Reproduce the entries. Match every word.

** DATASET RECORDS follows **

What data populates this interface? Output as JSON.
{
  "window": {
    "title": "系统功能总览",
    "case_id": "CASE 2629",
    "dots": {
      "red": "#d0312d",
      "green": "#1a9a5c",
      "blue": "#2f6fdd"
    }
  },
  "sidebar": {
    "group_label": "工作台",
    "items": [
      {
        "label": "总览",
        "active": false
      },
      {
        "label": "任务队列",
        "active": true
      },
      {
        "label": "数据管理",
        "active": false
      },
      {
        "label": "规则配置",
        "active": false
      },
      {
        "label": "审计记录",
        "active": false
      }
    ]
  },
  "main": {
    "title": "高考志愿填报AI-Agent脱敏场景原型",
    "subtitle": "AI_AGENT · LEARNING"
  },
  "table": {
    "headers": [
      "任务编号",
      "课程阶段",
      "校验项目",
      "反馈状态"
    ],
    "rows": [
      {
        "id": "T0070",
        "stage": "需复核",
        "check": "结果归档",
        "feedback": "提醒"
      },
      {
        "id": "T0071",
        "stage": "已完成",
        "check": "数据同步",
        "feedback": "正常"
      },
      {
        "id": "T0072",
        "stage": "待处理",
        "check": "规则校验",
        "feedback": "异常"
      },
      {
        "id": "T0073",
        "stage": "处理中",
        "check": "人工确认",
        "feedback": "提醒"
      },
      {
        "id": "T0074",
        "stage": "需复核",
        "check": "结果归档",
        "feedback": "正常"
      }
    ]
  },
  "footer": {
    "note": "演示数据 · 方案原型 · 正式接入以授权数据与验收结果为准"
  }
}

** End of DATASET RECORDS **

| ANSWER TO THE EXERCISE |
What data populates this interface? Output as JSON.
{
  "window": {
    "title": "系统功能总览",
    "case_id": "CASE 2629",
    "dots": {
      "red": "#d0312d",
      "green": "#1a9a5c",
      "blue": "#2f6fdd"
    }
  },
  "sidebar": {
    "group_label": "工作台",
    "items": [
      {
        "label": "总览",
        "active": false
      },
      {
        "label": "任务队列",
        "active": true
      },
      {
        "label": "数据管理",
        "active": false
      },
      {
        "label": "规则配置",
        "active": false
      },
      {
        "label": "审计记录",
        "active": false
      }
    ]
  },
  "main": {
    "title": "高考志愿填报AI-Agent脱敏场景原型",
    "subtitle": "AI_AGENT · LEARNING"
  },
  "table": {
    "headers": [
      "任务编号",
      "课程阶段",
      "校验项目",
      "反馈状态"
    ],
    "rows": [
      {
        "id": "T0070",
        "stage": "需复核",
        "check": "结果归档",
        "feedback": "提醒"
      },
      {
        "id": "T0071",
        "stage": "已完成",
        "check": "数据同步",
        "feedback": "正常"
      },
      {
        "id": "T0072",
        "stage": "待处理",
        "check": "规则校验",
        "feedback": "异常"
      },
      {
        "id": "T0073",
        "stage": "处理中",
        "check": "人工确认",
        "feedback": "提醒"
      },
      {
        "id": "T0074",
        "stage": "需复核",
        "check": "结果归档",
        "feedback": "正常"
      }
    ]
  },
  "footer": {
    "note": "演示数据 · 方案原型 · 正式接入以授权数据与验收结果为准"
  }
}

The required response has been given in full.